      A son of Cador (sometimes called Carados) of Cornwall, he was a Knight of the Round Table and Arthur’s cousin or nephew, a close and trusted knight. Arthur left him and Sir Baudwin of Britain as joint governors of the realm during his continental war with Emperor Lucius of Rome, and Constantine was therefore in position for the crown when Arthur died without an heir. Geoffrey of Monmouth says that Arthur gave him the crown after the battle of Camlann, of which Arthur and Constantine were the only survivors. In Jean D’Outremeuse’s Ly Myreur des Histors, it is Lancelot who places Constantine on the throne. He tried unsuccessfully to keep Sir Bors, Ector de Maris, Blamore, Bleoberis, and other former companions of the Table with him in England after Lancelot's death. Malory reports that he was a good king, restored the Archbishop of Canterbury to his diocese, and restored order to the realm. Geoffrey says that he faced problems with the Saxons and with the two sons of Mordred, but was able to overcome them. When Mordred’s sons took refuge in churches, Constantine pursued them and killed them before the altars. "Smitten by God’s judgment" for this sacrilege, Constantine was killed by his nephew Conan, who succeeded him.

      Still, even allowing for the fact that the flower of Arthur's knighthood was either slaughtered or moved to Gaul and/or hermitages during and after the wars with Lancelot and Mordred, it does seem that the man who eventually succeeded Arthur must have been a person of some importance. Arthur would have done better to have reappointed Constantine governor, instead of Mordred, when he went to fight Lancelot in France.

      There was an historical king Constantine of Dumnonia (Devon) in the early sixth century, though he was a murderous, deceitful king.

    3. Constantine
      Custenhin, Custennin

      Son of Mynwyedig and father of Goreu in Culhwch and Olwen. Constantine was the shepherd of Ysbaddaden, the giant father of Olwen, and he gave lodging to Culhwch and his party during their visit to Ysbaddaden’s realm.

      He was apparently married to one of Culhwch’s aunts. Ysbaddaden had slain twenty-three of his sons, so he kept the last, Goreu, hidden in a chest. The Triads call him Arthur’s cousin. This identification plus his residence in Cornwall suggests that he is a Welsh prototype of Constantine2.

    4. Constantine

      Father of Erbin and grandfather of Geraint.

    5. Constantine III

      Constantine was a minor king in the sixth century Britain, who in later tradition was remembered as a legendary king of Britain.

      Gildas calls him king of Damnonia (Dumnonia) in his De Excidio et Conquestu Britanniae. He is said to have performed several sins, for example, he murdered two praying youths, of royal descent, inside a church, disguised as an abbot.

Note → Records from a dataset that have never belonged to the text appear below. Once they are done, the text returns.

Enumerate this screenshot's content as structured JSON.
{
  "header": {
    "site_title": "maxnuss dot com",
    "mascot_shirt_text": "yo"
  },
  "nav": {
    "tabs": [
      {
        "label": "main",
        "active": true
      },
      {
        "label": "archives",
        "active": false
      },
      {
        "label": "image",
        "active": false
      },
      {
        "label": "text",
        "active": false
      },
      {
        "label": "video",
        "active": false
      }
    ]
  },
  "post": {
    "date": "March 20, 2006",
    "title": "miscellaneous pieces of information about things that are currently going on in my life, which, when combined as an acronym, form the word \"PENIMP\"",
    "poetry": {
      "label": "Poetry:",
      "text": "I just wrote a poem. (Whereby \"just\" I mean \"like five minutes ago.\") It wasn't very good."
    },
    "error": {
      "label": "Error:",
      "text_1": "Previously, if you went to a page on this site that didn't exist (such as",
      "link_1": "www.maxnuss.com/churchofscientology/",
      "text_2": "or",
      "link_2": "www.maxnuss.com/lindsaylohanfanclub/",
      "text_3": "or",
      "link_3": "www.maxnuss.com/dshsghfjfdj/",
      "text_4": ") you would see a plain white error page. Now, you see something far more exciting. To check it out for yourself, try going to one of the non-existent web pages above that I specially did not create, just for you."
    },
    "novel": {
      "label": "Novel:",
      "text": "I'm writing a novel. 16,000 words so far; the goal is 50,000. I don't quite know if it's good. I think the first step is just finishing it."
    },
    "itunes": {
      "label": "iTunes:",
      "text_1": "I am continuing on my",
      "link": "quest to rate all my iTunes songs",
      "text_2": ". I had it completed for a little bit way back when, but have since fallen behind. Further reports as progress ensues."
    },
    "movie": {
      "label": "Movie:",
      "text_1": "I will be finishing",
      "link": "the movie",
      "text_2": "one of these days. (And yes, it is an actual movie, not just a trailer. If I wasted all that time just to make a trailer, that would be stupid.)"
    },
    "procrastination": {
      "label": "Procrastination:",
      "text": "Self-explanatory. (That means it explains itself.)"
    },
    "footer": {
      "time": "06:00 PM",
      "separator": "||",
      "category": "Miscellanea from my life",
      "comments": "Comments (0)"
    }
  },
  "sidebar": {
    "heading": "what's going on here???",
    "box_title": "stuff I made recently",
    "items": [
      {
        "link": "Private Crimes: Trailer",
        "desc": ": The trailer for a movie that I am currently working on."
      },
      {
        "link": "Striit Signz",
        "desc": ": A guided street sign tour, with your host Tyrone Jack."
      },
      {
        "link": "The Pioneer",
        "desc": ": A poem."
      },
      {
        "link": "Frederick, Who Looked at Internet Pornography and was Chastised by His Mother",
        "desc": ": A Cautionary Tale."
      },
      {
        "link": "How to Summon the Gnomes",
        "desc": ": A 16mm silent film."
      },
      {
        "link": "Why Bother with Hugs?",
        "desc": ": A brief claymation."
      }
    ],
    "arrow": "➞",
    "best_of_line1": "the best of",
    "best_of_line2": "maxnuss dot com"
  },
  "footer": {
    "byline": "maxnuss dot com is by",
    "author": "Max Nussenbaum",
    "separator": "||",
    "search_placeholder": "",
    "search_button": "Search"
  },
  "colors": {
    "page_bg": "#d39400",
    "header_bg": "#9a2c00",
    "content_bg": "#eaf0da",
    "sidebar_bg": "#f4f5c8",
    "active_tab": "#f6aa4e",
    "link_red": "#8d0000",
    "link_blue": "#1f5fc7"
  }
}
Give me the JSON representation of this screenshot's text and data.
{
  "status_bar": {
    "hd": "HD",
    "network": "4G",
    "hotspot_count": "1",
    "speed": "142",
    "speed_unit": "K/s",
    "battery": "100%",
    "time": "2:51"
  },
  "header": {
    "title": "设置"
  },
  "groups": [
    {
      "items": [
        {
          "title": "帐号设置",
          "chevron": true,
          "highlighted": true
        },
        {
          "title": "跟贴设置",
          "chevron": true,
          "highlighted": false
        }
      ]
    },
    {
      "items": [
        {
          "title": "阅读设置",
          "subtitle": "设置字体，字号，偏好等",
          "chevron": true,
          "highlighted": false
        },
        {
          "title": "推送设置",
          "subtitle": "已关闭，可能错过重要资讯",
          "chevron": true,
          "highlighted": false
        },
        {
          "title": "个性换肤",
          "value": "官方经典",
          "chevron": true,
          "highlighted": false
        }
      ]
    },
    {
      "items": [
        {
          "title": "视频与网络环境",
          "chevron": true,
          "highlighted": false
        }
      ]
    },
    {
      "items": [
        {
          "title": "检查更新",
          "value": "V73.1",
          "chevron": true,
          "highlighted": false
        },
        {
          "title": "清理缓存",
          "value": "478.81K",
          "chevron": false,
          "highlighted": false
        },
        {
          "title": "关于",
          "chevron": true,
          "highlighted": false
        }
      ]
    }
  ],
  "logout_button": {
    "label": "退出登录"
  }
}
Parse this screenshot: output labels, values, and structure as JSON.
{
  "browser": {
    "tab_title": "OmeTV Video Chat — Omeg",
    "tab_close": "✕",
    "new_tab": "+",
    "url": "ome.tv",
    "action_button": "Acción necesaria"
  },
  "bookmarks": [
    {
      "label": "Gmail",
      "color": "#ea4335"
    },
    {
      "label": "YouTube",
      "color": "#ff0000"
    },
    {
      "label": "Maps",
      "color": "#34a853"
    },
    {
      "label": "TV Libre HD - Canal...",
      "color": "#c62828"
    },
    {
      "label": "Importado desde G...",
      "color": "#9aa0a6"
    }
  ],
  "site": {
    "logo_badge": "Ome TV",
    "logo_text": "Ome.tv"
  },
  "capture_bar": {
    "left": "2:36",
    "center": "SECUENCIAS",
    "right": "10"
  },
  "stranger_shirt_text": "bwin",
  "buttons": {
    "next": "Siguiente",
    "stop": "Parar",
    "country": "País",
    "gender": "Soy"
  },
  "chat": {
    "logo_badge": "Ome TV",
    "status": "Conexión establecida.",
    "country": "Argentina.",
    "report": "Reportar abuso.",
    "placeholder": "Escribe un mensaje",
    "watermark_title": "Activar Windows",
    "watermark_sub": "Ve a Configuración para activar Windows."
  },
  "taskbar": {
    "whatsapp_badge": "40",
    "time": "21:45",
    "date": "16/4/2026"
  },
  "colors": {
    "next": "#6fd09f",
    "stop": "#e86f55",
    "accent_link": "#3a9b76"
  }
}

      He is remembered in Historia Regum Britanniae, written by Geoffrey of Monmouth, whom makes him King Arthur's successor.

      In Bonedd y Saint he is said to be the father of Erbin. He is identified, by scholars, with Custennin Gorneu or Custennin Corneu ('Constantine of Cornwall') who is found in the genealogies of the kings of Dumnonia.

    6. Constantine III
      Constantine II, Flavius Claudius Constantinus
      Died 18 September 411

      A Roman general who, in 407, declared himself Western Roman Emperor in Britannia, and lived in Gaul. In Arthurian tradition he succeeded king Gracianus Municeps (Gratian) when the latter was assassinated. In some versions, his seneschal was Vortigern.